## Exercise goal
Across the listing below, state how many lines hold the string "результатов"; write nothing but that number.

## Data extracts
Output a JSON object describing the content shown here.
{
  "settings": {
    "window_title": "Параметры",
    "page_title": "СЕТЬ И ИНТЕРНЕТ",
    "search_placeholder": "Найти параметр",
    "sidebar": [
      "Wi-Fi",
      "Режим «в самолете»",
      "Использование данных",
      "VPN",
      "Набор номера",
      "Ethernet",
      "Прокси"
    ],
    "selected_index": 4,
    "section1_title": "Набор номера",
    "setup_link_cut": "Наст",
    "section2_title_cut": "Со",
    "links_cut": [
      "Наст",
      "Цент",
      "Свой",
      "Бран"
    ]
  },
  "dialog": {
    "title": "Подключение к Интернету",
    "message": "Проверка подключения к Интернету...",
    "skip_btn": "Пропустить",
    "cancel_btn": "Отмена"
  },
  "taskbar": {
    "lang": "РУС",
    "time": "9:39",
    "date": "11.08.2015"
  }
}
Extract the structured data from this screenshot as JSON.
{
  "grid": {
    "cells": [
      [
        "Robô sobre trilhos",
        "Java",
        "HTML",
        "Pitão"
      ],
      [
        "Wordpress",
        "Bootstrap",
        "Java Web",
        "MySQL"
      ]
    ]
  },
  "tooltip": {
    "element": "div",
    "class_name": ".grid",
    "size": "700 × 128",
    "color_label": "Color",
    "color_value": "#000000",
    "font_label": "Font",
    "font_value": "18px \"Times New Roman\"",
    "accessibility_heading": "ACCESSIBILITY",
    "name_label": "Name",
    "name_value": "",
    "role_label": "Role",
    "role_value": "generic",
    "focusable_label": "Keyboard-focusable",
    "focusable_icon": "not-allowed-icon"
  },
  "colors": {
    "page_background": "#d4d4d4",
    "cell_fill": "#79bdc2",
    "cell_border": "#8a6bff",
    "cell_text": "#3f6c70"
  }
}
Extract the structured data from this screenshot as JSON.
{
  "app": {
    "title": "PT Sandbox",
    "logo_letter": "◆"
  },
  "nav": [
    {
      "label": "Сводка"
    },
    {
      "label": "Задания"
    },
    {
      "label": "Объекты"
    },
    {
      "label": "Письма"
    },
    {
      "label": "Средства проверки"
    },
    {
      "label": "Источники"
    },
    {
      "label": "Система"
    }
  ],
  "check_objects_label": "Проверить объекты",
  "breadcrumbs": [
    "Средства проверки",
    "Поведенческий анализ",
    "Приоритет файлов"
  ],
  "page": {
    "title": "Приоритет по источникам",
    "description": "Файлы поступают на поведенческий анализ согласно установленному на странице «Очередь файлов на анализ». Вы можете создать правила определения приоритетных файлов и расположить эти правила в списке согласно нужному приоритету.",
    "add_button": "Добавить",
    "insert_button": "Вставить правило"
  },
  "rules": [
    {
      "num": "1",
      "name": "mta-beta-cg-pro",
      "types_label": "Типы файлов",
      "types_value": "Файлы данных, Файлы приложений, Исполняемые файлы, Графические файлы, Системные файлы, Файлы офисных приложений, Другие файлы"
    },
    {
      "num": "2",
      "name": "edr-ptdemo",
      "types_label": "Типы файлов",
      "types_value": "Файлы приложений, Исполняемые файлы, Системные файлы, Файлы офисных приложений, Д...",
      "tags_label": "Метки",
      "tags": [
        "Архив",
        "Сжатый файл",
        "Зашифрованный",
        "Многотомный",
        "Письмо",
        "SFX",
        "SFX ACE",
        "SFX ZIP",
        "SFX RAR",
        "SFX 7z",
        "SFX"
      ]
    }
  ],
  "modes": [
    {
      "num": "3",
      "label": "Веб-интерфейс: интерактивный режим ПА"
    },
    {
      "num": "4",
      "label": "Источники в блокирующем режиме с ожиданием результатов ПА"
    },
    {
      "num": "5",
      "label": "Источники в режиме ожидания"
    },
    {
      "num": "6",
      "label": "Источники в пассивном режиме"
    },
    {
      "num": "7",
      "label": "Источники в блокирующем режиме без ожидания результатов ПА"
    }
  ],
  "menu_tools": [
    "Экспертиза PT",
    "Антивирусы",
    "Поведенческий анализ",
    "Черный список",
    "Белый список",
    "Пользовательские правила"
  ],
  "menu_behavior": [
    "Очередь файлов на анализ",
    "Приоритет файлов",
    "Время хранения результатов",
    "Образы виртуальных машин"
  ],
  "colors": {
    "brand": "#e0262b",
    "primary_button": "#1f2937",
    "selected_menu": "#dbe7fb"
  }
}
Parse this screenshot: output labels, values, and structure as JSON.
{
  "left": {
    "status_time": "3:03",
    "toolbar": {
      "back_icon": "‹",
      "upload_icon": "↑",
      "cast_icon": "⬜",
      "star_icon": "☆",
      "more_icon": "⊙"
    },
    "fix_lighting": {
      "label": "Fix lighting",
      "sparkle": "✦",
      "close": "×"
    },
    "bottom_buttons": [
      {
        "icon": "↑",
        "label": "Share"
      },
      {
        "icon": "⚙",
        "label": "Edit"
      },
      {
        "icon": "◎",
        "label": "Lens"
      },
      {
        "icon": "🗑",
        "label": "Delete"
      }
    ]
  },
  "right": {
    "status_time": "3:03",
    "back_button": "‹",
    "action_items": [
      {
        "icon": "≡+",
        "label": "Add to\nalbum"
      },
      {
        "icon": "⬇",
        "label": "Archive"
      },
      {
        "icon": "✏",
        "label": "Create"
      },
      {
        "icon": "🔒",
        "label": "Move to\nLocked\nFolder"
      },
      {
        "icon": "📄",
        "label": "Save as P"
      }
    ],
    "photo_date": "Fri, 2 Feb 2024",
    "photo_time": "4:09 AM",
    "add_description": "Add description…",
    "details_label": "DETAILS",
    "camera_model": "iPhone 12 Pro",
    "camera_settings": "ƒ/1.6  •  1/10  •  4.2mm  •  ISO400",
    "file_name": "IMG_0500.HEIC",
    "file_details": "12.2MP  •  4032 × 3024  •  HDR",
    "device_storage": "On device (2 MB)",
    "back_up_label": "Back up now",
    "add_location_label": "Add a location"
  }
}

## Solution
3